Cordillera Azul National Park
Mountain valleys and highland swamps with harpy eagles, South American tapirs, jaguars, common opossums, sunbitterns, king vultures, tiger herons and bush dogs.
Rio Abiseo National Park
A river basin surrounded by montane forests, puna grasslands, tropical alpine, and dry forests. A place of high humidity and the only known location of the yellow-tailed woolley monkey. Also found there are jaguars, spectacled bears, Andean guans, hairy long-nosed armadillos and yellow-browed toucanets.
Cutervo National Park
This park was the first area to be protected in Peru, established in 1961. It contains montane forest and paramo grasslands, home to spectacled bears, mountain tapirs, giant anteaters, golden-headed quetzal and Andean cock of the rocks.
Photo credit: Explorer’s Inn, White Cayman
Amotape Hills National Park and Tumbes National Reserve
Dry forest and the Tumbes River valley where you can find ocelots, jaguars, American crocodiles, mantled howlers, neotropical otters and grey-backed hawks.
Tamshiyacu Tahuayo Regional Conservation Area
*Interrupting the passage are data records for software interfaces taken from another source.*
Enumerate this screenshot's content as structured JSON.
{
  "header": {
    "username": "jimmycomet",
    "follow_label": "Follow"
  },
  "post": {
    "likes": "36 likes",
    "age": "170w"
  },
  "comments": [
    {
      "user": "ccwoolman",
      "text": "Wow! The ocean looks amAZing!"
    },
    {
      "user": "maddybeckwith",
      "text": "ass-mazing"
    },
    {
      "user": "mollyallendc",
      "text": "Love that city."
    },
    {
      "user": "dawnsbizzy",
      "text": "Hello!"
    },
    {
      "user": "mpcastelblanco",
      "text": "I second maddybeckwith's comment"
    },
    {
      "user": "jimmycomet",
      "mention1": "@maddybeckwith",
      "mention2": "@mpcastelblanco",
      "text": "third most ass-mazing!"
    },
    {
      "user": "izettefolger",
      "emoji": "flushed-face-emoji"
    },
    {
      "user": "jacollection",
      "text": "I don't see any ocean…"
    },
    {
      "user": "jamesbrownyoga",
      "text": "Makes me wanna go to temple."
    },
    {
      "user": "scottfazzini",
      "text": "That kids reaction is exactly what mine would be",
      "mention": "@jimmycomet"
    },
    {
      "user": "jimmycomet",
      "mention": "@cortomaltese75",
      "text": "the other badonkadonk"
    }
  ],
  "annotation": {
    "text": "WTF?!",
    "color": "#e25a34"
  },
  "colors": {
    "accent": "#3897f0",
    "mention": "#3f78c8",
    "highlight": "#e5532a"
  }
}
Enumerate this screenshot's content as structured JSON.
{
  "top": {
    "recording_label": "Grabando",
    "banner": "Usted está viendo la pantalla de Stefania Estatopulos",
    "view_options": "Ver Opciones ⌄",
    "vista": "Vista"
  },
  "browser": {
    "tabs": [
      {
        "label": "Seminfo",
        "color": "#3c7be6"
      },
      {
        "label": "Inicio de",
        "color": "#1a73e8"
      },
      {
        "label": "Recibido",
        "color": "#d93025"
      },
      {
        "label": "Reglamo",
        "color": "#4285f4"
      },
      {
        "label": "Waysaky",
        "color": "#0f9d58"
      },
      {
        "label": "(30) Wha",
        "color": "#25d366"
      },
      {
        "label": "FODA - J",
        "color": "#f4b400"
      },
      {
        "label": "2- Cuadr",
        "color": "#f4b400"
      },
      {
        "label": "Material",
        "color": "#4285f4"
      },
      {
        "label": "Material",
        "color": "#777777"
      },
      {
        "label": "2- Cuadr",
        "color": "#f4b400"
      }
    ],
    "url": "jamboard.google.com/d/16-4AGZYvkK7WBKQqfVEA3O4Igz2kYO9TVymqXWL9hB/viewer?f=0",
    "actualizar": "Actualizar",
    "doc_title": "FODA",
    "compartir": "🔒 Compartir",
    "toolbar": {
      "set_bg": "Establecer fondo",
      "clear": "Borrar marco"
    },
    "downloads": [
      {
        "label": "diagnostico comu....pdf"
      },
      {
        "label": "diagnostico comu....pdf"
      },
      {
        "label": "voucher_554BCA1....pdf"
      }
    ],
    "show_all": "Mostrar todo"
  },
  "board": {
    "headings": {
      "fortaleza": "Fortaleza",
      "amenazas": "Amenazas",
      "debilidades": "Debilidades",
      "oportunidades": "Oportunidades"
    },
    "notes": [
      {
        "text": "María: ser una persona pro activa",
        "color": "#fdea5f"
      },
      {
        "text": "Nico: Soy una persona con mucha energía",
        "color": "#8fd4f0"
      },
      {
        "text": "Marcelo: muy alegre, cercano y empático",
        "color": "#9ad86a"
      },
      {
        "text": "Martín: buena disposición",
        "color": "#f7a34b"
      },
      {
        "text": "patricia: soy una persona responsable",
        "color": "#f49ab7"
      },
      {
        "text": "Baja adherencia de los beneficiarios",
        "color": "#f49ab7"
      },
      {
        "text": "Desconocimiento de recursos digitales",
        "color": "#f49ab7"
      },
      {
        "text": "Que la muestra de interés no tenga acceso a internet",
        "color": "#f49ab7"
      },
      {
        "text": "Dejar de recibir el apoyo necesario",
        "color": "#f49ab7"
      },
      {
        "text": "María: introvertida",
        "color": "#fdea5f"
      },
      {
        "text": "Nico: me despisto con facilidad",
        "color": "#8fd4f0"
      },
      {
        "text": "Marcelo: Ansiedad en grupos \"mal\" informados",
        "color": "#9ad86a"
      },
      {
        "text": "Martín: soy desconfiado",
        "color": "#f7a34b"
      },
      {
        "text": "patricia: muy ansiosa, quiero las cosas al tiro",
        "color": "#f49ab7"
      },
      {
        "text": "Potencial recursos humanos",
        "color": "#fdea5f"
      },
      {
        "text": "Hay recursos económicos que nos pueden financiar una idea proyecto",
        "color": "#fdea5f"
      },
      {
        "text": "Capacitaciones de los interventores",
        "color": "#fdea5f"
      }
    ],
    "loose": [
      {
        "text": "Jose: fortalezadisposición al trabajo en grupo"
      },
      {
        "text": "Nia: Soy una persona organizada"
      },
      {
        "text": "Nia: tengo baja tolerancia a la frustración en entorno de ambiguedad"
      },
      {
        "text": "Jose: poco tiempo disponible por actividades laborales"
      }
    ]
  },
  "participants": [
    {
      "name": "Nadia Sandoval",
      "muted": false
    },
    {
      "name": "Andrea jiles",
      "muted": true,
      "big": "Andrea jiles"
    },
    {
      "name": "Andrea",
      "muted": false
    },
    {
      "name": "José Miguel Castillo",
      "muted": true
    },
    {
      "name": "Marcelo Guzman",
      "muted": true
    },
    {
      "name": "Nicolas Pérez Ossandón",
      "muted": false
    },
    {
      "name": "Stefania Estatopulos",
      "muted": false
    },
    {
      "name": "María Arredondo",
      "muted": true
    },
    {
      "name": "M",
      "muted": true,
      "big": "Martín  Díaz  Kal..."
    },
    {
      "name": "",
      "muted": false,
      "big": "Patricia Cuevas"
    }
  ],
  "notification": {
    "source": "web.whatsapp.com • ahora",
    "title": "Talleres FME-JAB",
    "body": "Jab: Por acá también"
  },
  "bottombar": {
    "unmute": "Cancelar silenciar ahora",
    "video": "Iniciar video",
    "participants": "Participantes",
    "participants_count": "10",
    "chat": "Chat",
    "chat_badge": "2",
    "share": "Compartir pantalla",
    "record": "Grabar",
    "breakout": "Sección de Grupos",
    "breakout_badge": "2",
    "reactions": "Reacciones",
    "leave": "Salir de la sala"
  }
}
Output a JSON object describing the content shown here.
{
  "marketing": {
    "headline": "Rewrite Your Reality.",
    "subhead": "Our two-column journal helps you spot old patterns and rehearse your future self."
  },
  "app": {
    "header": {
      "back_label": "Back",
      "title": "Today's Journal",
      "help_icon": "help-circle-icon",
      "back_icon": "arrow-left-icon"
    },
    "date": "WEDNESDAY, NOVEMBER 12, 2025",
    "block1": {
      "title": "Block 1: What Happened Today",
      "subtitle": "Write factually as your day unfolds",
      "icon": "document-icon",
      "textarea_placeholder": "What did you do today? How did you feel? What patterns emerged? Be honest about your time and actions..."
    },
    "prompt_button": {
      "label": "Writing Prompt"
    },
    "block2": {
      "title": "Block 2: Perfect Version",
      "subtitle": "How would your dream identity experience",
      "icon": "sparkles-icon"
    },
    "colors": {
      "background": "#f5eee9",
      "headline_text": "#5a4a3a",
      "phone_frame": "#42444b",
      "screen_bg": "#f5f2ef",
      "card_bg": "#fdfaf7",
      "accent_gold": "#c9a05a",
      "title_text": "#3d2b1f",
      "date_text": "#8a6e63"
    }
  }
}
Flooded forest run through by many rivers, this is a wildlife-rich area that features pink river dolphins as well as 240 species of fish, 77 amphibians and 45 reptiles, sloths, jaguars, manatees, giant river otters and giant armadillos. Although it does not have quite as many bird species as other areas, it is a place to see harpy eagles and hoatzins.
Outside of the reserves, Amazon River trips set off from the city of Iquitos and travel as far as the Pacaya-Samiria National Reserve.
Photo credit: Explorer’s Inn, Anhinga Snake Bird
Manú National Park
A wide-ranging mix of Amazon rainforest, cloud forests and puno grasslands, famous for its clay licks, which contain a huge range of animals including over 1,000 species of birds, around 160 mammals, 155 amphibians and 132 reptiles. Star species, depending on which ecosystem you visit, include jaguars, giant otters, giant anteaters, spectacled bears, Andean cock of the rocks, Andean condors and giant hummingbirds.
Tambopata National Reserve
A young rainforest reserve, only established in 2000, but still important for conservation as it provides an important wildlife corridor in the region and is packed full of interesting animals. Here you can catch a glimpse of jaguars, pumas, ocelots, giant otters, jaguarundis, two types of sloths, harpy eagles and many different parrots and macaw species.
Photo credit: Green Tours, Macaws Clay Lick
Bahuaja-Sonene National Park
This reserve shares a border with Tambopata and so provides the same habitats of lowland rainforest, river terraces and low mountains with harpy eagles, South American tapirs, marsh deer, maned wolves, giant otters and bush dogs.
Are you interested in a wildlife tour in Peru?
For more information, contact one of our Peruvian Wildlife Specialists to book directly your next wildlife adventure in Peru.
Sponsored by PromPeru
Peru Export and Tourism Board